In survival situations people often talk about the rule of three. It is said that humans can only survive for 3 minutes without air, 3 hours without heat, 3 days without water and 3 weeks without food. Not wanting to be left out, it seems that some phytoplankton also obey a rule of 3 according to a new study: they can survive for 3 weeks without key nutrients such as nitrogen and phosphorus.
Think of an extreme environment where life survives in the ocean. What springs to mind? The mind boggling pressures and eerie quiet of the deep-sea perhaps? Maybe the icy environments at the poles? Possibly even an estuary, where organisms are flung from one salinity extreme to the other on a daily basis. There is another extreme environment though, one which few of you probably even considered, one that covers about 30% of the planet and is currently expanding under the influence of climate change: large swirling systems of rotating currents that occur in the centre of oceans known as subtropical gyres. Continue reading Ocean Deserts: it’s a hard life in the tropics, but not if you’re small

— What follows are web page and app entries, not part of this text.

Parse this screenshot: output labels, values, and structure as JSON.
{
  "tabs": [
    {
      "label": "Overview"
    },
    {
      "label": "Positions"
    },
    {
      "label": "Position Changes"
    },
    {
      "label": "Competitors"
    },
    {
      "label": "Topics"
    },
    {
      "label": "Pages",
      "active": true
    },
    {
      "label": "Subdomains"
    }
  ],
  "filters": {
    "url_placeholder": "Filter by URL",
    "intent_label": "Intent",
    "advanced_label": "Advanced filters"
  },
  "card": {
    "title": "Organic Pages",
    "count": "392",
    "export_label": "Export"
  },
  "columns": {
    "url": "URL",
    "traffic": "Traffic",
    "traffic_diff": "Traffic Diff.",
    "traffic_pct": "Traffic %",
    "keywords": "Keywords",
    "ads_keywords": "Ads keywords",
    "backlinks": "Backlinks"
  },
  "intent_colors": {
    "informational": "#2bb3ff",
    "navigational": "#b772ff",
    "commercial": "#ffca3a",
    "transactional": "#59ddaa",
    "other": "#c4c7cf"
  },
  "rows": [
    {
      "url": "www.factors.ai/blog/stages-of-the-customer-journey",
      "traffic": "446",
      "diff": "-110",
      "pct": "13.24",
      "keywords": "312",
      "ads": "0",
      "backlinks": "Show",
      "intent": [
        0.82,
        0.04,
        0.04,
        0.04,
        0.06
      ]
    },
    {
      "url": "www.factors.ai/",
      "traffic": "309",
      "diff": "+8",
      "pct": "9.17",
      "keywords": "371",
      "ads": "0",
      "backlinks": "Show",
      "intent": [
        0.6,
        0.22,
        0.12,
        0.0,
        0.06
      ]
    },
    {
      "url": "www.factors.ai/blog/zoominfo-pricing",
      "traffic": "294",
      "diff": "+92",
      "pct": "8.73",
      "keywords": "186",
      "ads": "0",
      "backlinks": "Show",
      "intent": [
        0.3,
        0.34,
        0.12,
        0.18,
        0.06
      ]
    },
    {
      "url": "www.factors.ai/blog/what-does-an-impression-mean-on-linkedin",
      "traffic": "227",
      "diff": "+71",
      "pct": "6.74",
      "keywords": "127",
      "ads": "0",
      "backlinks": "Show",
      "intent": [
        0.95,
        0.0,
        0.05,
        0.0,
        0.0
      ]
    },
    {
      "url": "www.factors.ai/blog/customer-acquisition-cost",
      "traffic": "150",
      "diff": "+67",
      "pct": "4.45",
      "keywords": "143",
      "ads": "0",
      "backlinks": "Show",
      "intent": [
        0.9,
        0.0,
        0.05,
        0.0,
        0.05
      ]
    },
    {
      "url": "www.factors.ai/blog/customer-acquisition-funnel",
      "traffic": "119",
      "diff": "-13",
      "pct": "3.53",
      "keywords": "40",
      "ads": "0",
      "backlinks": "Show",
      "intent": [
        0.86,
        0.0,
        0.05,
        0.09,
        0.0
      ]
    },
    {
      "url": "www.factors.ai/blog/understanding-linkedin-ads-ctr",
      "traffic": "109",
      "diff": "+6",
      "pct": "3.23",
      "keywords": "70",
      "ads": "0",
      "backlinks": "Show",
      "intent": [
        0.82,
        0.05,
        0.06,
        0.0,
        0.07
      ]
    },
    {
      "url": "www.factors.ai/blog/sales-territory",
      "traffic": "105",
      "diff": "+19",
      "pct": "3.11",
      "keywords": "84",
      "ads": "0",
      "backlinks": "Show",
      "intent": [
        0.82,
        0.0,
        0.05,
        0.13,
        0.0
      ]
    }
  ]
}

Out of all the interesting methodologies I have encountered in the first 18 months of my PhD, electron microscopy is indisputably the coolest, most gratifying, and enjoyable. I’m one of those people that loves whatever I’m doing in the moment, as I’m sure my office-mates could attest to. I often come back from trying something new full of enthusiasm and motivation, but that adoration usually dies down after a few days crunching numbers; I end up sitting at my desk pouting over new literature and troubleshooting the protocol. This hasn’t happened with electron microscopy. It has remained steadfast at the front of the pack in the race for my geeky little heart (yes, I actually rank my protocols…don’t we all?), and I don’t see it going anywhere anytime soon. Continue reading Electron Microscopy: plankton biologist discovers new toy
…I wish that what I did sounded a bit less interesting.
Let me explain: I really do love what I do, but what I dread more than anything else is telling ‘non marine biologists’ about it. You see, there are (generally) only two responses that you get when you tell someone that you are a marine biologist:
1) “So what the hell are you going to do with that?” often accompanied by a look of bemusement suggesting that you are currently in the process of throwing your life away
Or, and I think this is actually worse…
2) “Wow, so do you get to work with (swim with) sharks, dolphins, whales, turtles (etc.) then?”